The Los Angeles TImes has written a story about D.C.’s expanding video surveillance network: Washington, D.C., puts itself under surveillance.
From a dimly lit room in a secure command center, 21 streaming video feeds from 4,775 surveillance cameras around the nation’s capital are projected across three screens and monitored at all hours. Every few seconds, footage from a different location pops up — a busy road, a picnic bench, the entrance to the new baseball stadium.
Seven years after the Sept. 11 attacks, Mayor Adrian M. Fenty is trying to set up one of the most comprehensive centrally controlled visual surveillance systems in the world. In the nerve center, which opened last month, the city’s Homeland Security and Emergency Management Agency can monitor video from four city agencies — covering streets, schools, housing projects, parks and roads — for threats and other nefarious activities.
However, the regulations to manage this massive surveillance system are not yet complete even though D.C. Homeland Security officials are already using this network. “Darrell L. Darnell, director of the agency that runs the new monitoring center, told the council: ‘All policies are still in draft and awaiting formal legal review.'”

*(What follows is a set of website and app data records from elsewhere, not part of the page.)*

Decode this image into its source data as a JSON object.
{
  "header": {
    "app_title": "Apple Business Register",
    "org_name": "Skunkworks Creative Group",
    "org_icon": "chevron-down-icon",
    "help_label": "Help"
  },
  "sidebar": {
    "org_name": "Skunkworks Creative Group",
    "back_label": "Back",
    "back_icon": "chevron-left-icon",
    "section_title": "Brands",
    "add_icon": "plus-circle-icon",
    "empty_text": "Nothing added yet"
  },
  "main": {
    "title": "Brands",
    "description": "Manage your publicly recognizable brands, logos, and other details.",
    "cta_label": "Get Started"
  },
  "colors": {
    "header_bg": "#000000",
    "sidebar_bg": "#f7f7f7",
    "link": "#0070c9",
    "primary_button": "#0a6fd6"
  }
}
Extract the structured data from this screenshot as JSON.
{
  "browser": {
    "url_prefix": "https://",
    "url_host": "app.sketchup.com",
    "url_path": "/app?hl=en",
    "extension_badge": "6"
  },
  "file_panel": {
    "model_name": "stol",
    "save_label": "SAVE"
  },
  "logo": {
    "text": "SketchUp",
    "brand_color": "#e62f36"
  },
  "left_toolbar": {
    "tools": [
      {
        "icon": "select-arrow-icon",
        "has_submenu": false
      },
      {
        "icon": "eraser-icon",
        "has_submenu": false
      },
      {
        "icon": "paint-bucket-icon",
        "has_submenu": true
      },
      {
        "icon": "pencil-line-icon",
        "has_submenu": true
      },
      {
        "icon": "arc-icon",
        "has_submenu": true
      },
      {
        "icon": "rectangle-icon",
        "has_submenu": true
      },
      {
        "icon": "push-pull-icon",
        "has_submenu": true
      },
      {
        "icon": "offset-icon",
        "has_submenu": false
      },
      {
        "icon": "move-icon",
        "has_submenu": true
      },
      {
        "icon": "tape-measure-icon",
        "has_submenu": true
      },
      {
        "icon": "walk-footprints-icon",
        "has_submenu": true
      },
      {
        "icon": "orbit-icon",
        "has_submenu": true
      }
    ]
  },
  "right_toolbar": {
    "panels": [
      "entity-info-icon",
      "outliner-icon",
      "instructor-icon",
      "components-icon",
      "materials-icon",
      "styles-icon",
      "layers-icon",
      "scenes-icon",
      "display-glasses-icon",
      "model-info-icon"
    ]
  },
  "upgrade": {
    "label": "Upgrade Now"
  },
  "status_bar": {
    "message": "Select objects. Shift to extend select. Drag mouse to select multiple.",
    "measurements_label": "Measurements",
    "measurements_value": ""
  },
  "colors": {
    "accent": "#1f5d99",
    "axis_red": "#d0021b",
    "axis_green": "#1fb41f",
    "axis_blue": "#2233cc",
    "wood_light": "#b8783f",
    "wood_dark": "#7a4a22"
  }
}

The D.C. Council was not consulted and has raised significant privacy and civil liberty questions. Various advocacy groups have spoken out against the massive surveillance network. I have discussed it extensively and my take on it was summed up in my testimony to the Council earlier this month: “Before the Video Interoperability for Public Safety Program is deployed, the District government must answer the questions that have been raised here today. District residents deserve to know if this program would in fact improve their safety or if it is yet another attempt to slap a Band-Aid on a gushing wound and call the problem solved.”